--- AIM OF THE TASK ---
Take the records below and copy them exactly.

Data records for software interfaces:
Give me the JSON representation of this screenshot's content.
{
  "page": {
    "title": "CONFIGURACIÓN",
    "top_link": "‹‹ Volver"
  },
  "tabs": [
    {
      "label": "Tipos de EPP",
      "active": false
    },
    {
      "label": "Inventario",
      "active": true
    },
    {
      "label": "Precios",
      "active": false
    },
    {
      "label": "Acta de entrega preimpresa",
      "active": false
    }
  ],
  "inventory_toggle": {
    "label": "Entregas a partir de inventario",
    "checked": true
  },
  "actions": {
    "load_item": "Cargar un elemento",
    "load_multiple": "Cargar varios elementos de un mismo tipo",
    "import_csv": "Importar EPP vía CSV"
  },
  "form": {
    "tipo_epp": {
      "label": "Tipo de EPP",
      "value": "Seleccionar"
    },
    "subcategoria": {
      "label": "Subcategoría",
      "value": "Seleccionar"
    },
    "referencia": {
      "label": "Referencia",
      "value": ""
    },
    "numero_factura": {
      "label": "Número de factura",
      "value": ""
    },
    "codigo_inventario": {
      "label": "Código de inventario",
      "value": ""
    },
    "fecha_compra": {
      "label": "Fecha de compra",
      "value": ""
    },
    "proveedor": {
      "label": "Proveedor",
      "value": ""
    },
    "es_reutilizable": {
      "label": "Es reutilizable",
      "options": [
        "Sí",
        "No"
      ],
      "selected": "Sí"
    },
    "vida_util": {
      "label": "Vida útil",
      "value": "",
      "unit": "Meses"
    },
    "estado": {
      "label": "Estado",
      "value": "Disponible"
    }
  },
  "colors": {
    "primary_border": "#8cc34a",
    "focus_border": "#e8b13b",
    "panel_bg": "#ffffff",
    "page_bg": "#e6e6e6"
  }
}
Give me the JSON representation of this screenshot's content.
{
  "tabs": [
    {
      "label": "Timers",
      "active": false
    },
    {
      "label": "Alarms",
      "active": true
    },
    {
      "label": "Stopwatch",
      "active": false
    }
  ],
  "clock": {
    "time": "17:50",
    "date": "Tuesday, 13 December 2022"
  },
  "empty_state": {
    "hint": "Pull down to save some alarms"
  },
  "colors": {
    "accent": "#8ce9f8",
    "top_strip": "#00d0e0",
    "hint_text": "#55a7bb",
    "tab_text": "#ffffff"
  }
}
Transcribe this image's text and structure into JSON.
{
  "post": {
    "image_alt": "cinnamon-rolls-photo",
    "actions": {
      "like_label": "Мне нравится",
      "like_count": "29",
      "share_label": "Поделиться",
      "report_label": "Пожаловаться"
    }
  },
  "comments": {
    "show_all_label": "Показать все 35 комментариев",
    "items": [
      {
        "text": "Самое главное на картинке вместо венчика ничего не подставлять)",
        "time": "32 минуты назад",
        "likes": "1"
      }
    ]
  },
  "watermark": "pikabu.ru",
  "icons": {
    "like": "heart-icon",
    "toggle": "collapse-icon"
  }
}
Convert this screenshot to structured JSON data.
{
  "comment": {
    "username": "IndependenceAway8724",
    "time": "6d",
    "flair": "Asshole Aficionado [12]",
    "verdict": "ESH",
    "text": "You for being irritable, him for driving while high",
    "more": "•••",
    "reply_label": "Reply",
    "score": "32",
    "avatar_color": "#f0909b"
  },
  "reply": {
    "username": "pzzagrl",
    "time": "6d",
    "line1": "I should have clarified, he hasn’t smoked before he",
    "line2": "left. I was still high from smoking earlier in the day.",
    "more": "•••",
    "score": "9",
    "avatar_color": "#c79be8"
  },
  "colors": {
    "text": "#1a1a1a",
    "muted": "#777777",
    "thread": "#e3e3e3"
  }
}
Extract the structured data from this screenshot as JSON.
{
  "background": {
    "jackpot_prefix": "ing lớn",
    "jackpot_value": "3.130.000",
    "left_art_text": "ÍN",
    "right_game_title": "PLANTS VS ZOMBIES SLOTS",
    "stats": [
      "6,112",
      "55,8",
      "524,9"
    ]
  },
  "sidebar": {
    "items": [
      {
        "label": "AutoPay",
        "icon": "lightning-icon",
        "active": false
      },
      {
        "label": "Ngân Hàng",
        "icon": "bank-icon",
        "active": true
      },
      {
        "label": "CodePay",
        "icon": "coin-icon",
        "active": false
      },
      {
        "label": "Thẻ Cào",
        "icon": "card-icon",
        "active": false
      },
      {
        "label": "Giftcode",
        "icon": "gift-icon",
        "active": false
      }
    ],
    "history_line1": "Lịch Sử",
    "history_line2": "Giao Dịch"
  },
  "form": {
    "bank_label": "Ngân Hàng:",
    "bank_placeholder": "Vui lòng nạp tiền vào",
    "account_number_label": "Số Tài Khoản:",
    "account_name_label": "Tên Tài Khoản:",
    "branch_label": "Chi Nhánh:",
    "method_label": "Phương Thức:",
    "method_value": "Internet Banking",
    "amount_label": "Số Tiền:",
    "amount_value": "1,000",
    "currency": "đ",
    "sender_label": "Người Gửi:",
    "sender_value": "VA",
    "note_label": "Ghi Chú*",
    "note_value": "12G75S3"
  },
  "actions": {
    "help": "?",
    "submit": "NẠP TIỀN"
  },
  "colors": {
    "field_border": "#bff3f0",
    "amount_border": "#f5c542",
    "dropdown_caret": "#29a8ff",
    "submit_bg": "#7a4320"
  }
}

--- REPLY TO THE EXERCISE ---
Give me the JSON representation of this screenshot's content.
{
  "page": {
    "title": "CONFIGURACIÓN",
    "top_link": "‹‹ Volver"
  },
  "tabs": [
    {
      "label": "Tipos de EPP",
      "active": false
    },
    {
      "label": "Inventario",
      "active": true
    },
    {
      "label": "Precios",
      "active": false
    },
    {
      "label": "Acta de entrega preimpresa",
      "active": false
    }
  ],
  "inventory_toggle": {
    "label": "Entregas a partir de inventario",
    "checked": true
  },
  "actions": {
    "load_item": "Cargar un elemento",
    "load_multiple": "Cargar varios elementos de un mismo tipo",
    "import_csv": "Importar EPP vía CSV"
  },
  "form": {
    "tipo_epp": {
      "label": "Tipo de EPP",
      "value": "Seleccionar"
    },
    "subcategoria": {
      "label": "Subcategoría",
      "value": "Seleccionar"
    },
    "referencia": {
      "label": "Referencia",
      "value": ""
    },
    "numero_factura": {
      "label": "Número de factura",
      "value": ""
    },
    "codigo_inventario": {
      "label": "Código de inventario",
      "value": ""
    },
    "fecha_compra": {
      "label": "Fecha de compra",
      "value": ""
    },
    "proveedor": {
      "label": "Proveedor",
      "value": ""
    },
    "es_reutilizable": {
      "label": "Es reutilizable",
      "options": [
        "Sí",
        "No"
      ],
      "selected": "Sí"
    },
    "vida_util": {
      "label": "Vida útil",
      "value": "",
      "unit": "Meses"
    },
    "estado": {
      "label": "Estado",
      "value": "Disponible"
    }
  },
  "colors": {
    "primary_border": "#8cc34a",
    "focus_border": "#e8b13b",
    "panel_bg": "#ffffff",
    "page_bg": "#e6e6e6"
  }
}
Give me the JSON representation of this screenshot's content.
{
  "tabs": [
    {
      "label": "Timers",
      "active": false
    },
    {
      "label": "Alarms",
      "active": true
    },
    {
      "label": "Stopwatch",
      "active": false
    }
  ],
  "clock": {
    "time": "17:50",
    "date": "Tuesday, 13 December 2022"
  },
  "empty_state": {
    "hint": "Pull down to save some alarms"
  },
  "colors": {
    "accent": "#8ce9f8",
    "top_strip": "#00d0e0",
    "hint_text": "#55a7bb",
    "tab_text": "#ffffff"
  }
}
Transcribe this image's text and structure into JSON.
{
  "post": {
    "image_alt": "cinnamon-rolls-photo",
    "actions": {
      "like_label": "Мне нравится",
      "like_count": "29",
      "share_label": "Поделиться",
      "report_label": "Пожаловаться"
    }
  },
  "comments": {
    "show_all_label": "Показать все 35 комментариев",
    "items": [
      {
        "text": "Самое главное на картинке вместо венчика ничего не подставлять)",
        "time": "32 минуты назад",
        "likes": "1"
      }
    ]
  },
  "watermark": "pikabu.ru",
  "icons": {
    "like": "heart-icon",
    "toggle": "collapse-icon"
  }
}
Convert this screenshot to structured JSON data.
{
  "comment": {
    "username": "IndependenceAway8724",
    "time": "6d",
    "flair": "Asshole Aficionado [12]",
    "verdict": "ESH",
    "text": "You for being irritable, him for driving while high",
    "more": "•••",
    "reply_label": "Reply",
    "score": "32",
    "avatar_color": "#f0909b"
  },
  "reply": {
    "username": "pzzagrl",
    "time": "6d",
    "line1": "I should have clarified, he hasn’t smoked before he",
    "line2": "left. I was still high from smoking earlier in the day.",
    "more": "•••",
    "score": "9",
    "avatar_color": "#c79be8"
  },
  "colors": {
    "text": "#1a1a1a",
    "muted": "#777777",
    "thread": "#e3e3e3"
  }
}
Extract the structured data from this screenshot as JSON.
{
  "background": {
    "jackpot_prefix": "ing lớn",
    "jackpot_value": "3.130.000",
    "left_art_text": "ÍN",
    "right_game_title": "PLANTS VS ZOMBIES SLOTS",
    "stats": [
      "6,112",
      "55,8",
      "524,9"
    ]
  },
  "sidebar": {
    "items": [
      {
        "label": "AutoPay",
        "icon": "lightning-icon",
        "active": false
      },
      {
        "label": "Ngân Hàng",
        "icon": "bank-icon",
        "active": true
      },
      {
        "label": "CodePay",
        "icon": "coin-icon",
        "active": false
      },
      {
        "label": "Thẻ Cào",
        "icon": "card-icon",
        "active": false
      },
      {
        "label": "Giftcode",
        "icon": "gift-icon",
        "active": false
      }
    ],
    "history_line1": "Lịch Sử",
    "history_line2": "Giao Dịch"
  },
  "form": {
    "bank_label": "Ngân Hàng:",
    "bank_placeholder": "Vui lòng nạp tiền vào",
    "account_number_label": "Số Tài Khoản:",
    "account_name_label": "Tên Tài Khoản:",
    "branch_label": "Chi Nhánh:",
    "method_label": "Phương Thức:",
    "method_value": "Internet Banking",
    "amount_label": "Số Tiền:",
    "amount_value": "1,000",
    "currency": "đ",
    "sender_label": "Người Gửi:",
    "sender_value": "VA",
    "note_label": "Ghi Chú*",
    "note_value": "12G75S3"
  },
  "actions": {
    "help": "?",
    "submit": "NẠP TIỀN"
  },
  "colors": {
    "field_border": "#bff3f0",
    "amount_border": "#f5c542",
    "dropdown_caret": "#29a8ff",
    "submit_bg": "#7a4320"
  }
}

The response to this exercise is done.